• [How to complete this task]
Extract the records below word for word and ignore the images.

• [Material supplied]
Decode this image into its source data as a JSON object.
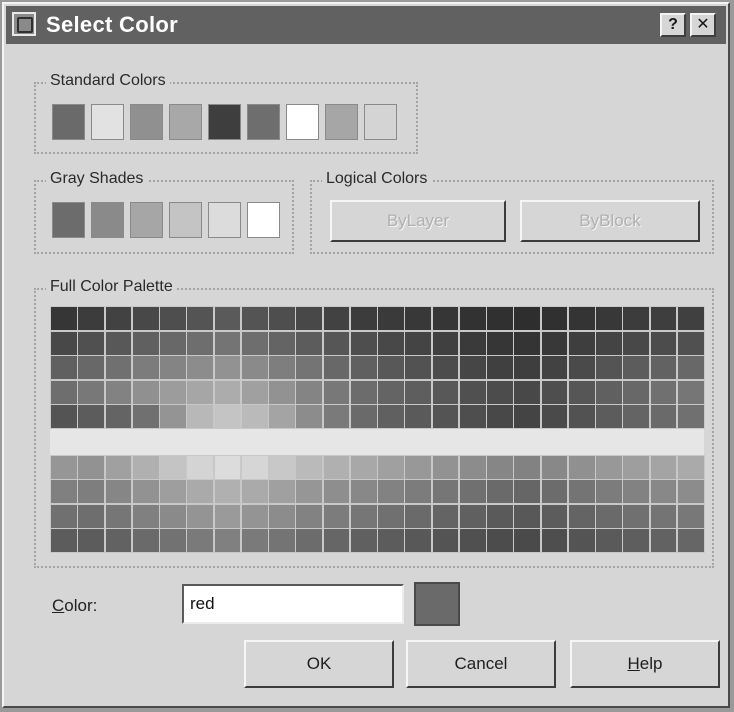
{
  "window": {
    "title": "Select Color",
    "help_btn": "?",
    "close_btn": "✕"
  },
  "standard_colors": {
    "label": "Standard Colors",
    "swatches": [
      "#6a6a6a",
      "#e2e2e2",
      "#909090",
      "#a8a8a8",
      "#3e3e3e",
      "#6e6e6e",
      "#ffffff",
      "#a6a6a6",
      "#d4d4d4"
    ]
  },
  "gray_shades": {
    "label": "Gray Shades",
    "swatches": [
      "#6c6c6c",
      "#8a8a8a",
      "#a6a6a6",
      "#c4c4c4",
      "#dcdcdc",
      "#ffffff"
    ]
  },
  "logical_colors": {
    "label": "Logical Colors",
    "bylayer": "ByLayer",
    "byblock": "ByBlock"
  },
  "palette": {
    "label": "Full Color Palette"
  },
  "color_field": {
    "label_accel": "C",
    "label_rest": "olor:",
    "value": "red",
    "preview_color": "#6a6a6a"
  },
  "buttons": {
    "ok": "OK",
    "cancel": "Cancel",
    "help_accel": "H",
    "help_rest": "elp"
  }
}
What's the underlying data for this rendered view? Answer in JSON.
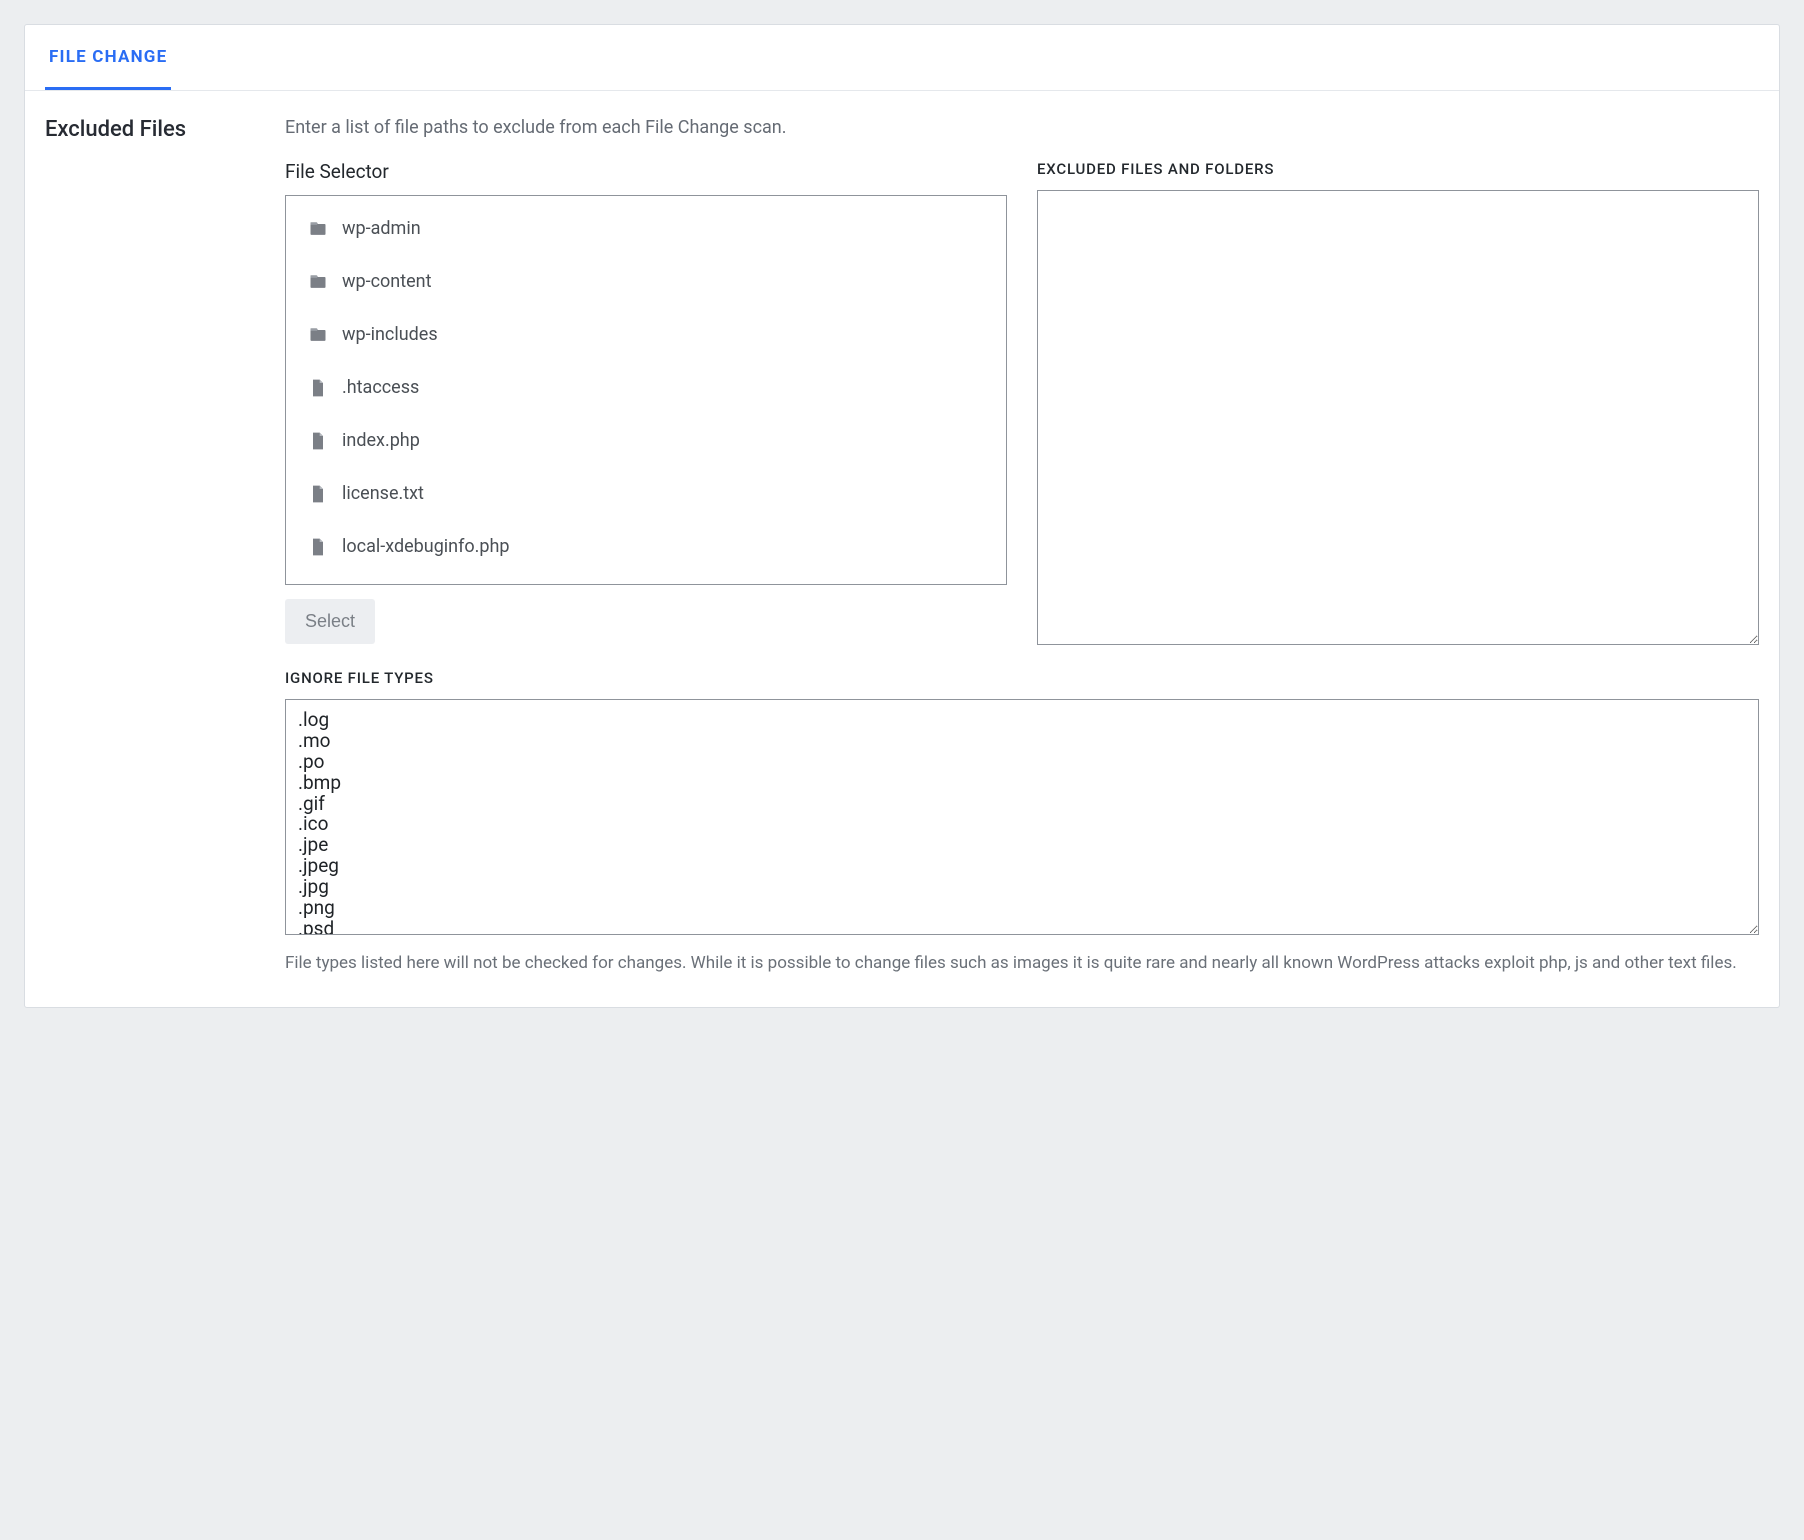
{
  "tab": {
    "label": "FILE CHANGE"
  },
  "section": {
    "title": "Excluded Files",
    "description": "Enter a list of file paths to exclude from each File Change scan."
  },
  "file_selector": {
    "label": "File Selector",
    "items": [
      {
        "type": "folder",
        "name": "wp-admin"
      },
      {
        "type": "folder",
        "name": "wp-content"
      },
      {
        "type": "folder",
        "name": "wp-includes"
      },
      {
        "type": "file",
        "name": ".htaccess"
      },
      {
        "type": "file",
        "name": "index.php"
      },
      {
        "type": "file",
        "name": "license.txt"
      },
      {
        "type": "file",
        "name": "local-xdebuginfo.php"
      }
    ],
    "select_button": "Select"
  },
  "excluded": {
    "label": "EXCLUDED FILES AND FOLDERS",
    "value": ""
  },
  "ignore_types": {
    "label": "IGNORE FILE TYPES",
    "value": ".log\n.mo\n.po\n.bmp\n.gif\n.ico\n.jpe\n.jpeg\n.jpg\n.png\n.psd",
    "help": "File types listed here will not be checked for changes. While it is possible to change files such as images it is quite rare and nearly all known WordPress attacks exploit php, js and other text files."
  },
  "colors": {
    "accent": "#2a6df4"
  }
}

• [Result of this exercise]
Decode this image into its source data as a JSON object.
{
  "window": {
    "title": "Select Color",
    "help_btn": "?",
    "close_btn": "✕"
  },
  "standard_colors": {
    "label": "Standard Colors",
    "swatches": [
      "#6a6a6a",
      "#e2e2e2",
      "#909090",
      "#a8a8a8",
      "#3e3e3e",
      "#6e6e6e",
      "#ffffff",
      "#a6a6a6",
      "#d4d4d4"
    ]
  },
  "gray_shades": {
    "label": "Gray Shades",
    "swatches": [
      "#6c6c6c",
      "#8a8a8a",
      "#a6a6a6",
      "#c4c4c4",
      "#dcdcdc",
      "#ffffff"
    ]
  },
  "logical_colors": {
    "label": "Logical Colors",
    "bylayer": "ByLayer",
    "byblock": "ByBlock"
  },
  "palette": {
    "label": "Full Color Palette"
  },
  "color_field": {
    "label_accel": "C",
    "label_rest": "olor:",
    "value": "red",
    "preview_color": "#6a6a6a"
  },
  "buttons": {
    "ok": "OK",
    "cancel": "Cancel",
    "help_accel": "H",
    "help_rest": "elp"
  }
}
What's the underlying data for this rendered view? Answer in JSON.
{
  "tab": {
    "label": "FILE CHANGE"
  },
  "section": {
    "title": "Excluded Files",
    "description": "Enter a list of file paths to exclude from each File Change scan."
  },
  "file_selector": {
    "label": "File Selector",
    "items": [
      {
        "type": "folder",
        "name": "wp-admin"
      },
      {
        "type": "folder",
        "name": "wp-content"
      },
      {
        "type": "folder",
        "name": "wp-includes"
      },
      {
        "type": "file",
        "name": ".htaccess"
      },
      {
        "type": "file",
        "name": "index.php"
      },
      {
        "type": "file",
        "name": "license.txt"
      },
      {
        "type": "file",
        "name": "local-xdebuginfo.php"
      }
    ],
    "select_button": "Select"
  },
  "excluded": {
    "label": "EXCLUDED FILES AND FOLDERS",
    "value": ""
  },
  "ignore_types": {
    "label": "IGNORE FILE TYPES",
    "value": ".log\n.mo\n.po\n.bmp\n.gif\n.ico\n.jpe\n.jpeg\n.jpg\n.png\n.psd",
    "help": "File types listed here will not be checked for changes. While it is possible to change files such as images it is quite rare and nearly all known WordPress attacks exploit php, js and other text files."
  },
  "colors": {
    "accent": "#2a6df4"
  }
}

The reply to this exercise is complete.